So now I look forward to staying in pajamas, not worrying about getting everything done, taking naps when I need to without having to justify it to myself. I look forward to laughing with my husband, playing games with my daughter and just being there 100% instead of worrying about what I should be doing. You know what… it all gets done later. There’s always a day when everyone gets in a mood because we all know we need to clean up. But until then my only goal is to be available to my husband and my daughter, make sure everyone eats and takes whatever medicine they need to and just cocoon for a while.
The one other thing I do is set up help.
There are some people in my life that I know jump in the best way they know how. They make meals and drop them off or they help do things outside for us. One time a friend decided to make a meal for us every day for a month! That was way beyond what I would have asked for. But that’s the thing. People want to help - but in the way they shine at helping. So if you ask a friend that likes to bake you cookies to help rake leaves that might not work out too well. Sometimes I’ll ask for help ahead of time. Maybe I need a trash can pulled in or something like that. I’ll also ask for help on standby.
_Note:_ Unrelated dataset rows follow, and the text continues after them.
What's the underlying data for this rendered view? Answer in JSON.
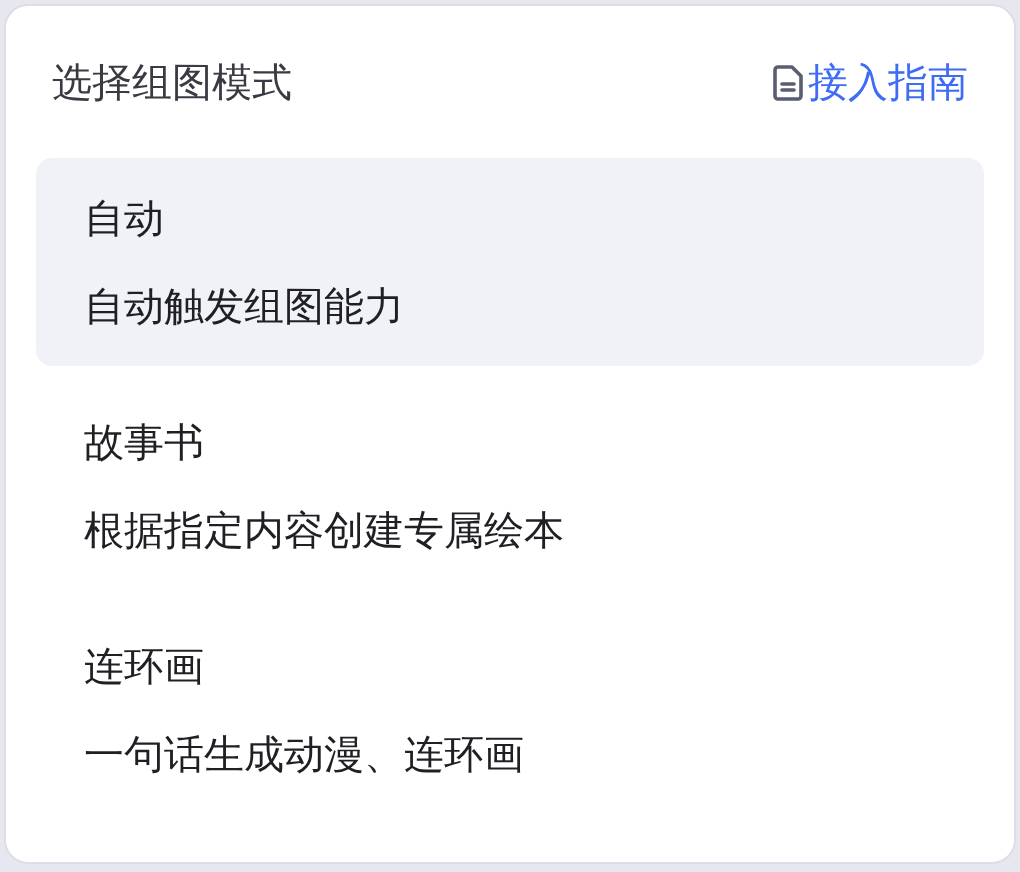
{
  "header": {
    "title": "选择组图模式",
    "guide_link": "接入指南"
  },
  "options": [
    {
      "title": "自动",
      "description": "自动触发组图能力",
      "selected": true
    },
    {
      "title": "故事书",
      "description": "根据指定内容创建专属绘本",
      "selected": false
    },
    {
      "title": "连环画",
      "description": "一句话生成动漫、连环画",
      "selected": false
    }
  ]
}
Here’s why that’s important. There are things you know you could possibly need or that would make your life easier. But you aren’t sure that you’ll need it. I will ask people if they would be willing to help me with that in case I need it. That way I don’t have to think of who to ask if we were to need it and they already know what I need when I ask them. So it takes the thinking and the work out of it all.
I set myself up for caregiving success.
I make sure I am prepared to support my husband and have the things I need for the hospital and at home post op to make him comfortable. I prepare myself to be able to be “off” once we leave for surgery. Getting anything important done ahead of time. I find things that I can do when I’m in that higher caregiving mode that I look forward doing. Like things that I’d like to watch or read. So I can have something to get a little excited about at a time that I know I will be under more stress. I let go of things that would aggravate that stress. Do just what is most important to do for each day and not be worried about the rest until it’s time to enter the world again and start to function again. In the meantime I just cocoon.
Now that I know these are the things that I need to do in order to still enjoy life at a time when it can be most upsetting these phases are easier than they were before.
I learned how to ride the waves with him instead of struggling to keep up.
Thank you for listening to and supporting the podcast. If you enjoyed today’s show, please share it with someone who might benefit from listening to it.
I would be extremely grateful if you would consider taking a minute to leave an honest review and rating for the show in iTunes. They’re helpful when it comes to reaching other caregivers and I read each and every one of them personally!
Top 5 Tools Every Spousal Caregiver Must Have
Grab this PDF of Caregiving Tools and gain instant access to solutions that will allow you to:
- Hand tasks off to other people.
- Automate the things you want to be in control of.
- Love your caregiving life a little bit more.